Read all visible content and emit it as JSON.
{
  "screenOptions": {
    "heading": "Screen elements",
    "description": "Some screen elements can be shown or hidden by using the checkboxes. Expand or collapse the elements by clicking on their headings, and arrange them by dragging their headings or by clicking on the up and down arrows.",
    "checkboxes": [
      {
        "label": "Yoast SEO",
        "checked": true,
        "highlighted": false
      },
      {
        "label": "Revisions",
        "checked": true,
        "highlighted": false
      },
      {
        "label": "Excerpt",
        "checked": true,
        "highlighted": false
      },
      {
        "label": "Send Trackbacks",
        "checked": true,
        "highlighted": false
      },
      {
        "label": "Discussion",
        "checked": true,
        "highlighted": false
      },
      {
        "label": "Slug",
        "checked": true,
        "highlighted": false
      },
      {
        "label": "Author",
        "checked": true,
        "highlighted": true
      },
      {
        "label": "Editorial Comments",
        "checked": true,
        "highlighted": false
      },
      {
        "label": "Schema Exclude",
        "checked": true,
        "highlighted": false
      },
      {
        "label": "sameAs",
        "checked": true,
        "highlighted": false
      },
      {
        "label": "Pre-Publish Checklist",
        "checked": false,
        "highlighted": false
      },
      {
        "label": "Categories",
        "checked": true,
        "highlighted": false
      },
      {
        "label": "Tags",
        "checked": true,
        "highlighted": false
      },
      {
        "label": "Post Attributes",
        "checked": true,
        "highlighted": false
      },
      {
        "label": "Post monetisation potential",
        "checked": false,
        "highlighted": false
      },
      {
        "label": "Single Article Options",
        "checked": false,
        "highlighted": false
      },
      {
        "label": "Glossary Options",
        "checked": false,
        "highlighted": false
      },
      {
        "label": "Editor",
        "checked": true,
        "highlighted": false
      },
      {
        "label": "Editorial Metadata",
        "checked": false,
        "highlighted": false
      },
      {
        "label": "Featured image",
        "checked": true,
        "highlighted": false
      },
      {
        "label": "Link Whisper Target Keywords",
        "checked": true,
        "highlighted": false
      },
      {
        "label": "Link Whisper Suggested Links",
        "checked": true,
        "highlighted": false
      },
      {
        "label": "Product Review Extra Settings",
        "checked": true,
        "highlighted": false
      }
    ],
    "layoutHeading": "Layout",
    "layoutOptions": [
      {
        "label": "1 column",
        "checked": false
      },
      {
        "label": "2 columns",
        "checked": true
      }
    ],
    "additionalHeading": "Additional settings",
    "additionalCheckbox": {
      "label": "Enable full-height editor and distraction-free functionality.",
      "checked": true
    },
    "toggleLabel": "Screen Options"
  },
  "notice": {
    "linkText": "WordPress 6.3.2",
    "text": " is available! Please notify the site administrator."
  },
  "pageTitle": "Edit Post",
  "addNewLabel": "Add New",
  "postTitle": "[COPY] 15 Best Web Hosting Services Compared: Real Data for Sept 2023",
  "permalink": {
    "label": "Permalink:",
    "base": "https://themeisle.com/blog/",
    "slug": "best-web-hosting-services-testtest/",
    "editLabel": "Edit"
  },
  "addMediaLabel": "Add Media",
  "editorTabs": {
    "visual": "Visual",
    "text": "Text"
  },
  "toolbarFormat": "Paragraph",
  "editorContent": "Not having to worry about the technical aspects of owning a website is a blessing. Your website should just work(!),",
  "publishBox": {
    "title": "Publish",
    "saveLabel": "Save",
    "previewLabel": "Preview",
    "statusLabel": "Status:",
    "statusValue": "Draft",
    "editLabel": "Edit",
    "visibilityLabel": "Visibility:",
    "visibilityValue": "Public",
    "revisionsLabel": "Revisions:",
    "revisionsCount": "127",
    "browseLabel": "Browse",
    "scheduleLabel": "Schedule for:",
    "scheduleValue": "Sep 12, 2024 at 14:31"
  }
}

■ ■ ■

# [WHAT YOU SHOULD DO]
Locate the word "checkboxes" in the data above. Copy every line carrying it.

# [RESULT]
    "description": "Some screen elements can be shown or hidden by using the checkboxes. Expand or collapse the elements by clicking on their headings, and arrange them by dragging their headings or by clicking on the up and down arrows.",
    "checkboxes": [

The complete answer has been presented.